↓↓↓

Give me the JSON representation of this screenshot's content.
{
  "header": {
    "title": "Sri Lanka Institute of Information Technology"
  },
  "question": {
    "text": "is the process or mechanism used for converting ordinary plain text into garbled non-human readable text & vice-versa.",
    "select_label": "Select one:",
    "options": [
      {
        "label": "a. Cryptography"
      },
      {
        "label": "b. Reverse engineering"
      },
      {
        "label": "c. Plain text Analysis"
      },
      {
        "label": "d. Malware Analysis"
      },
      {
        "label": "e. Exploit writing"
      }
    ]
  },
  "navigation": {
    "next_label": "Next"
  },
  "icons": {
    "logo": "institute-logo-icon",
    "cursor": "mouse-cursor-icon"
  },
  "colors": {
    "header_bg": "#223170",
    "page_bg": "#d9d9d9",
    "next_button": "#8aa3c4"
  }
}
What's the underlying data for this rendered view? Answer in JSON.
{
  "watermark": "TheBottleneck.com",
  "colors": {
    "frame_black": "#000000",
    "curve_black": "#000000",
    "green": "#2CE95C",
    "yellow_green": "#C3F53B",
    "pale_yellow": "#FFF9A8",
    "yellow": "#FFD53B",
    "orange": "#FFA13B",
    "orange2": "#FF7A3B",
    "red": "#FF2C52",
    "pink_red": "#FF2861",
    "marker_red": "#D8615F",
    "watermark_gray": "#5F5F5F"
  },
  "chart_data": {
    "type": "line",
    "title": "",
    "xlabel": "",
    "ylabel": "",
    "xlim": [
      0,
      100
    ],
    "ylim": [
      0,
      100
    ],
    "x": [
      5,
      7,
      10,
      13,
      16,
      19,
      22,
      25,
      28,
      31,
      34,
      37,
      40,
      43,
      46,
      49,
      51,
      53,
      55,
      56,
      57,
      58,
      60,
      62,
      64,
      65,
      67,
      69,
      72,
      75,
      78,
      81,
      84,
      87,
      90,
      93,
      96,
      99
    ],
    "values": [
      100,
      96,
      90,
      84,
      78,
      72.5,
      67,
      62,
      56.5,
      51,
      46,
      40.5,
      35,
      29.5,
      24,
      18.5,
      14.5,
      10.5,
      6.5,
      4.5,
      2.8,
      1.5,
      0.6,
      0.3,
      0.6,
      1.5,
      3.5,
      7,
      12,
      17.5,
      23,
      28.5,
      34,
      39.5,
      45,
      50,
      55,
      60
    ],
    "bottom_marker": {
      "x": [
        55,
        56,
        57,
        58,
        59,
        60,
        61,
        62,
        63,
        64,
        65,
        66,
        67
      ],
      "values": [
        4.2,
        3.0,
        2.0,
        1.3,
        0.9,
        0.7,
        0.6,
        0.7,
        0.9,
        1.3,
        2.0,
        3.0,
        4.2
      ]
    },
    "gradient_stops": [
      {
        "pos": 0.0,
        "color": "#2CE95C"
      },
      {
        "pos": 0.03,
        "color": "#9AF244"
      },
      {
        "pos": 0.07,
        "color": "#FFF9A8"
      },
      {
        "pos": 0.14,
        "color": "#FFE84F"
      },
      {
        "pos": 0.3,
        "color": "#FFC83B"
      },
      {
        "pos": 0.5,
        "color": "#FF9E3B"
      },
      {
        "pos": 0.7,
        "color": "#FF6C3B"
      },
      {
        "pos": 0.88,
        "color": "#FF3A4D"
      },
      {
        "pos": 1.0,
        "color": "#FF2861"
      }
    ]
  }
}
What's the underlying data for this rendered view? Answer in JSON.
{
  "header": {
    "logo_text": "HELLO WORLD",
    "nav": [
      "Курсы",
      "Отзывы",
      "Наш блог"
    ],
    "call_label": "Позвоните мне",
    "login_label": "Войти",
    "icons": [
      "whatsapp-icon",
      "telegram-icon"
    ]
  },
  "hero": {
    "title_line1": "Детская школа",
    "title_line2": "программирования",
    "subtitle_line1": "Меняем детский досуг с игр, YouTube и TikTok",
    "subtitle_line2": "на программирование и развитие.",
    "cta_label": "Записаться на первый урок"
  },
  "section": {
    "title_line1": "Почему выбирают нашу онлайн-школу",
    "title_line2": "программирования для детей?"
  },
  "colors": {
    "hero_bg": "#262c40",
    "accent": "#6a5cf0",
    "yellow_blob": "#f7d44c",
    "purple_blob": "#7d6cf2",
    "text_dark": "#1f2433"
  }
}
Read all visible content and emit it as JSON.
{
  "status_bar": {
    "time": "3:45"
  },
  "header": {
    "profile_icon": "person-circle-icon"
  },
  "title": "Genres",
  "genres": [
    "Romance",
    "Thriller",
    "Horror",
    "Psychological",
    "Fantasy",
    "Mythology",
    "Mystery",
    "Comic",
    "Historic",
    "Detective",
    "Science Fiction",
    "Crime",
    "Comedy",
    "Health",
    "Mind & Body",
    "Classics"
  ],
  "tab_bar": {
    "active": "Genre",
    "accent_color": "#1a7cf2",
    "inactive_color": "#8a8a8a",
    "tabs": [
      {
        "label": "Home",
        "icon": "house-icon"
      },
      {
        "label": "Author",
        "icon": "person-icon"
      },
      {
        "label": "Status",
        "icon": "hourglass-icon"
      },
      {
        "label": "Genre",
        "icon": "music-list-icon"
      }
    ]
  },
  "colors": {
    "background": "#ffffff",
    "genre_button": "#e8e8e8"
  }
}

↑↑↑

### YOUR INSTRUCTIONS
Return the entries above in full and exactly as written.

### TASK ANSWER
Give me the JSON representation of this screenshot's content.
{
  "header": {
    "title": "Sri Lanka Institute of Information Technology"
  },
  "question": {
    "text": "is the process or mechanism used for converting ordinary plain text into garbled non-human readable text & vice-versa.",
    "select_label": "Select one:",
    "options": [
      {
        "label": "a. Cryptography"
      },
      {
        "label": "b. Reverse engineering"
      },
      {
        "label": "c. Plain text Analysis"
      },
      {
        "label": "d. Malware Analysis"
      },
      {
        "label": "e. Exploit writing"
      }
    ]
  },
  "navigation": {
    "next_label": "Next"
  },
  "icons": {
    "logo": "institute-logo-icon",
    "cursor": "mouse-cursor-icon"
  },
  "colors": {
    "header_bg": "#223170",
    "page_bg": "#d9d9d9",
    "next_button": "#8aa3c4"
  }
}
What's the underlying data for this rendered view? Answer in JSON.
{
  "watermark": "TheBottleneck.com",
  "colors": {
    "frame_black": "#000000",
    "curve_black": "#000000",
    "green": "#2CE95C",
    "yellow_green": "#C3F53B",
    "pale_yellow": "#FFF9A8",
    "yellow": "#FFD53B",
    "orange": "#FFA13B",
    "orange2": "#FF7A3B",
    "red": "#FF2C52",
    "pink_red": "#FF2861",
    "marker_red": "#D8615F",
    "watermark_gray": "#5F5F5F"
  },
  "chart_data": {
    "type": "line",
    "title": "",
    "xlabel": "",
    "ylabel": "",
    "xlim": [
      0,
      100
    ],
    "ylim": [
      0,
      100
    ],
    "x": [
      5,
      7,
      10,
      13,
      16,
      19,
      22,
      25,
      28,
      31,
      34,
      37,
      40,
      43,
      46,
      49,
      51,
      53,
      55,
      56,
      57,
      58,
      60,
      62,
      64,
      65,
      67,
      69,
      72,
      75,
      78,
      81,
      84,
      87,
      90,
      93,
      96,
      99
    ],
    "values": [
      100,
      96,
      90,
      84,
      78,
      72.5,
      67,
      62,
      56.5,
      51,
      46,
      40.5,
      35,
      29.5,
      24,
      18.5,
      14.5,
      10.5,
      6.5,
      4.5,
      2.8,
      1.5,
      0.6,
      0.3,
      0.6,
      1.5,
      3.5,
      7,
      12,
      17.5,
      23,
      28.5,
      34,
      39.5,
      45,
      50,
      55,
      60
    ],
    "bottom_marker": {
      "x": [
        55,
        56,
        57,
        58,
        59,
        60,
        61,
        62,
        63,
        64,
        65,
        66,
        67
      ],
      "values": [
        4.2,
        3.0,
        2.0,
        1.3,
        0.9,
        0.7,
        0.6,
        0.7,
        0.9,
        1.3,
        2.0,
        3.0,
        4.2
      ]
    },
    "gradient_stops": [
      {
        "pos": 0.0,
        "color": "#2CE95C"
      },
      {
        "pos": 0.03,
        "color": "#9AF244"
      },
      {
        "pos": 0.07,
        "color": "#FFF9A8"
      },
      {
        "pos": 0.14,
        "color": "#FFE84F"
      },
      {
        "pos": 0.3,
        "color": "#FFC83B"
      },
      {
        "pos": 0.5,
        "color": "#FF9E3B"
      },
      {
        "pos": 0.7,
        "color": "#FF6C3B"
      },
      {
        "pos": 0.88,
        "color": "#FF3A4D"
      },
      {
        "pos": 1.0,
        "color": "#FF2861"
      }
    ]
  }
}
What's the underlying data for this rendered view? Answer in JSON.
{
  "header": {
    "logo_text": "HELLO WORLD",
    "nav": [
      "Курсы",
      "Отзывы",
      "Наш блог"
    ],
    "call_label": "Позвоните мне",
    "login_label": "Войти",
    "icons": [
      "whatsapp-icon",
      "telegram-icon"
    ]
  },
  "hero": {
    "title_line1": "Детская школа",
    "title_line2": "программирования",
    "subtitle_line1": "Меняем детский досуг с игр, YouTube и TikTok",
    "subtitle_line2": "на программирование и развитие.",
    "cta_label": "Записаться на первый урок"
  },
  "section": {
    "title_line1": "Почему выбирают нашу онлайн-школу",
    "title_line2": "программирования для детей?"
  },
  "colors": {
    "hero_bg": "#262c40",
    "accent": "#6a5cf0",
    "yellow_blob": "#f7d44c",
    "purple_blob": "#7d6cf2",
    "text_dark": "#1f2433"
  }
}
Read all visible content and emit it as JSON.
{
  "status_bar": {
    "time": "3:45"
  },
  "header": {
    "profile_icon": "person-circle-icon"
  },
  "title": "Genres",
  "genres": [
    "Romance",
    "Thriller",
    "Horror",
    "Psychological",
    "Fantasy",
    "Mythology",
    "Mystery",
    "Comic",
    "Historic",
    "Detective",
    "Science Fiction",
    "Crime",
    "Comedy",
    "Health",
    "Mind & Body",
    "Classics"
  ],
  "tab_bar": {
    "active": "Genre",
    "accent_color": "#1a7cf2",
    "inactive_color": "#8a8a8a",
    "tabs": [
      {
        "label": "Home",
        "icon": "house-icon"
      },
      {
        "label": "Author",
        "icon": "person-icon"
      },
      {
        "label": "Status",
        "icon": "hourglass-icon"
      },
      {
        "label": "Genre",
        "icon": "music-list-icon"
      }
    ]
  },
  "colors": {
    "background": "#ffffff",
    "genre_button": "#e8e8e8"
  }
}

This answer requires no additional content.